• [How to complete this task]: In the data below, find every line with the word "amount" and copy it out.

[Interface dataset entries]
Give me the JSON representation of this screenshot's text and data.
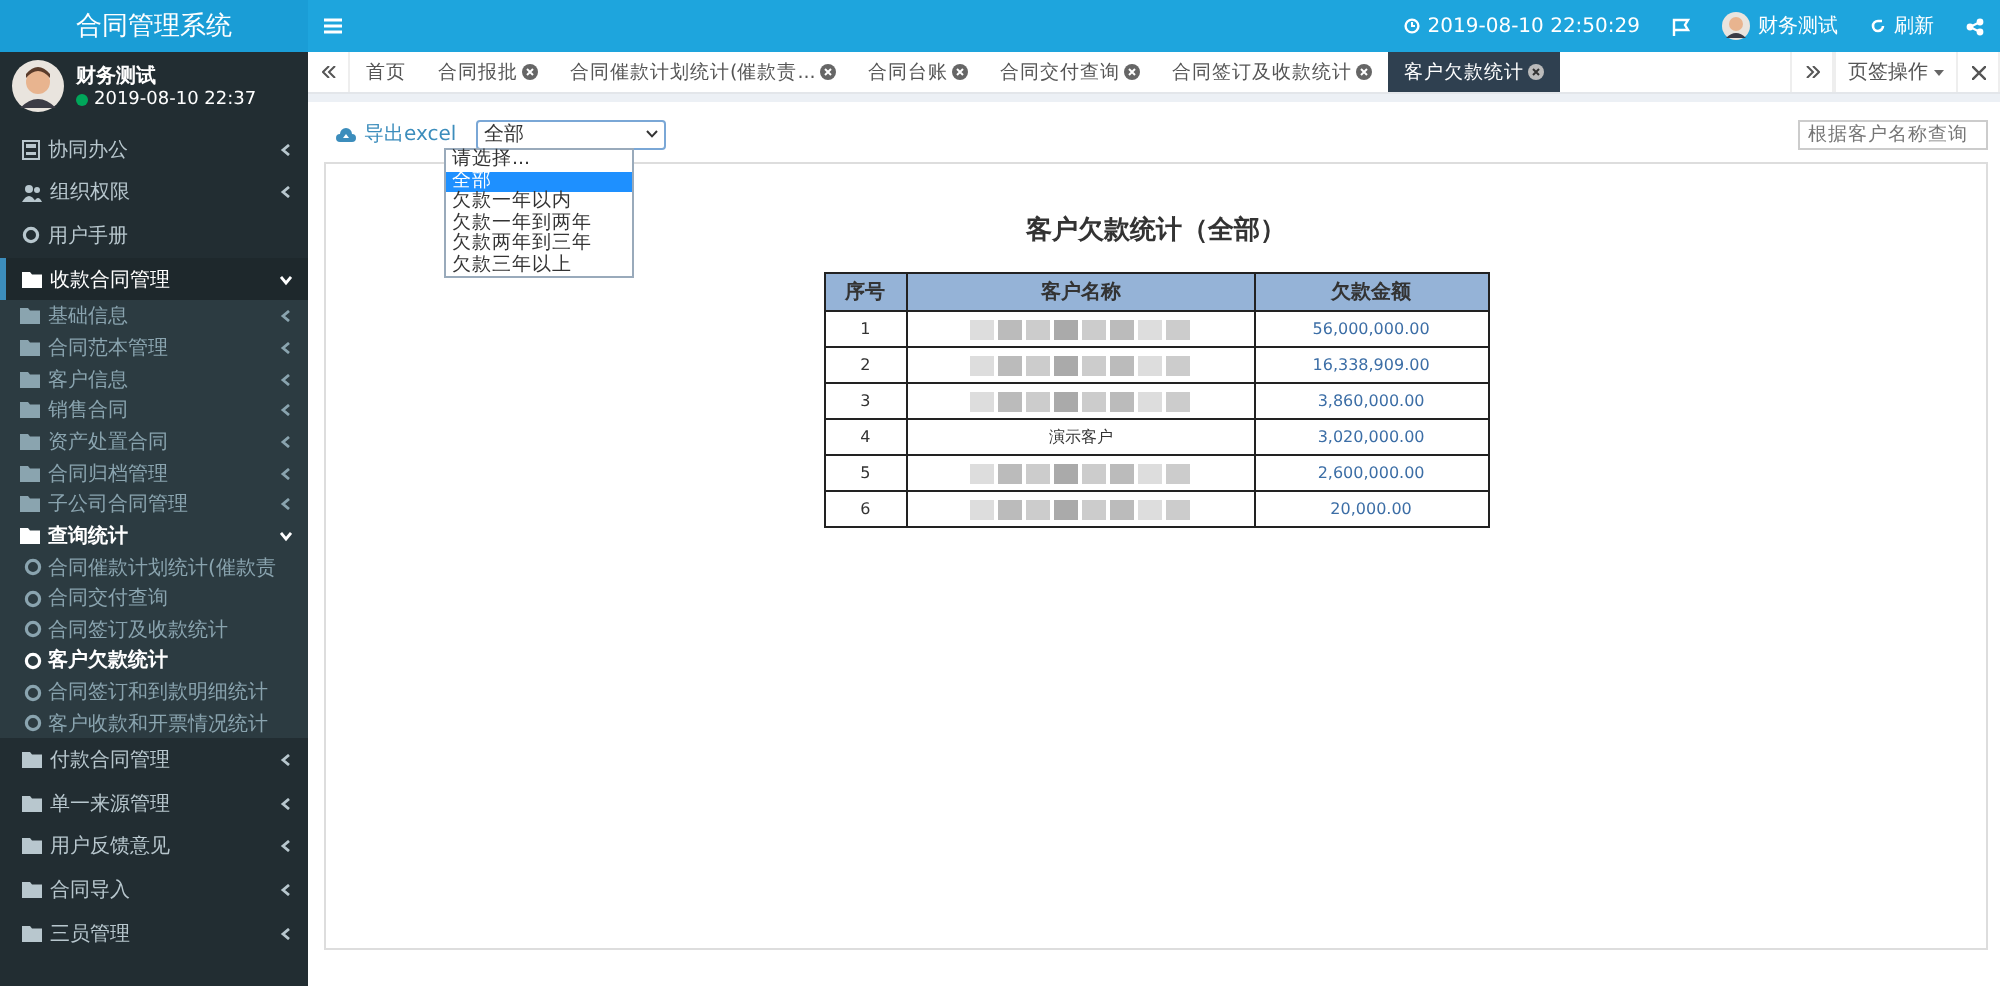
{
  "app_title": "合同管理系统",
  "user": {
    "name": "财务测试",
    "login_time": "2019-08-10 22:37",
    "online": true
  },
  "sidebar": {
    "items": [
      {
        "label": "协同办公",
        "kind": "doc",
        "expanded": false,
        "selected": false
      },
      {
        "label": "组织权限",
        "kind": "users",
        "expanded": false,
        "selected": false
      },
      {
        "label": "用户手册",
        "kind": "circle",
        "selected": false
      },
      {
        "label": "收款合同管理",
        "kind": "folder",
        "expanded": true,
        "selected": true,
        "children": [
          {
            "label": "基础信息",
            "kind": "folder",
            "expanded": false,
            "selected": false
          },
          {
            "label": "合同范本管理",
            "kind": "folder",
            "expanded": false,
            "selected": false
          },
          {
            "label": "客户信息",
            "kind": "folder",
            "expanded": false,
            "selected": false
          },
          {
            "label": "销售合同",
            "kind": "folder",
            "expanded": false,
            "selected": false
          },
          {
            "label": "资产处置合同",
            "kind": "folder",
            "expanded": false,
            "selected": false
          },
          {
            "label": "合同归档管理",
            "kind": "folder",
            "expanded": false,
            "selected": false
          },
          {
            "label": "子公司合同管理",
            "kind": "folder",
            "expanded": false,
            "selected": false
          },
          {
            "label": "查询统计",
            "kind": "folder",
            "expanded": true,
            "selected": true,
            "children": [
              {
                "label": "合同催款计划统计(催款责",
                "kind": "circle",
                "selected": false
              },
              {
                "label": "合同交付查询",
                "kind": "circle",
                "selected": false
              },
              {
                "label": "合同签订及收款统计",
                "kind": "circle",
                "selected": false
              },
              {
                "label": "客户欠款统计",
                "kind": "circle",
                "selected": true
              },
              {
                "label": "合同签订和到款明细统计",
                "kind": "circle",
                "selected": false
              },
              {
                "label": "客户收款和开票情况统计",
                "kind": "circle",
                "selected": false
              }
            ]
          }
        ]
      },
      {
        "label": "付款合同管理",
        "kind": "folder",
        "expanded": false,
        "selected": false
      },
      {
        "label": "单一来源管理",
        "kind": "folder",
        "expanded": false,
        "selected": false
      },
      {
        "label": "用户反馈意见",
        "kind": "folder",
        "expanded": false,
        "selected": false
      },
      {
        "label": "合同导入",
        "kind": "folder",
        "expanded": false,
        "selected": false
      },
      {
        "label": "三员管理",
        "kind": "folder",
        "expanded": false,
        "selected": false
      }
    ]
  },
  "header": {
    "datetime": "2019-08-10 22:50:29",
    "user_name": "财务测试",
    "refresh": "刷新"
  },
  "tabs": [
    {
      "label": "首页",
      "closable": false,
      "selected": false
    },
    {
      "label": "合同报批",
      "closable": true,
      "selected": false
    },
    {
      "label": "合同催款计划统计(催款责...",
      "closable": true,
      "selected": false
    },
    {
      "label": "合同台账",
      "closable": true,
      "selected": false
    },
    {
      "label": "合同交付查询",
      "closable": true,
      "selected": false
    },
    {
      "label": "合同签订及收款统计",
      "closable": true,
      "selected": false
    },
    {
      "label": "客户欠款统计",
      "closable": true,
      "selected": true
    }
  ],
  "tab_actions": "页签操作",
  "toolbar": {
    "export": "导出excel",
    "filter_value": "全部",
    "dropdown_open": true,
    "options": [
      {
        "label": "请选择...",
        "selected": false
      },
      {
        "label": "全部",
        "selected": true
      },
      {
        "label": "欠款一年以内",
        "selected": false
      },
      {
        "label": "欠款一年到两年",
        "selected": false
      },
      {
        "label": "欠款两年到三年",
        "selected": false
      },
      {
        "label": "欠款三年以上",
        "selected": false
      }
    ],
    "search": {
      "placeholder": "根据客户名称查询"
    }
  },
  "report": {
    "title": "客户欠款统计（全部）",
    "columns": [
      "序号",
      "客户名称",
      "欠款金额"
    ],
    "rows": [
      {
        "no": "1",
        "redacted": true,
        "amount": "56,000,000.00"
      },
      {
        "no": "2",
        "redacted": true,
        "amount": "16,338,909.00"
      },
      {
        "no": "3",
        "redacted": true,
        "amount": "3,860,000.00"
      },
      {
        "no": "4",
        "customer": "演示客户",
        "redacted": false,
        "amount": "3,020,000.00"
      },
      {
        "no": "5",
        "redacted": true,
        "amount": "2,600,000.00"
      },
      {
        "no": "6",
        "redacted": true,
        "amount": "20,000.00"
      }
    ]
  }
}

• [Response to this task]:
        "amount": "56,000,000.00"
        "amount": "16,338,909.00"
        "amount": "3,860,000.00"
        "amount": "3,020,000.00"
        "amount": "2,600,000.00"
        "amount": "20,000.00"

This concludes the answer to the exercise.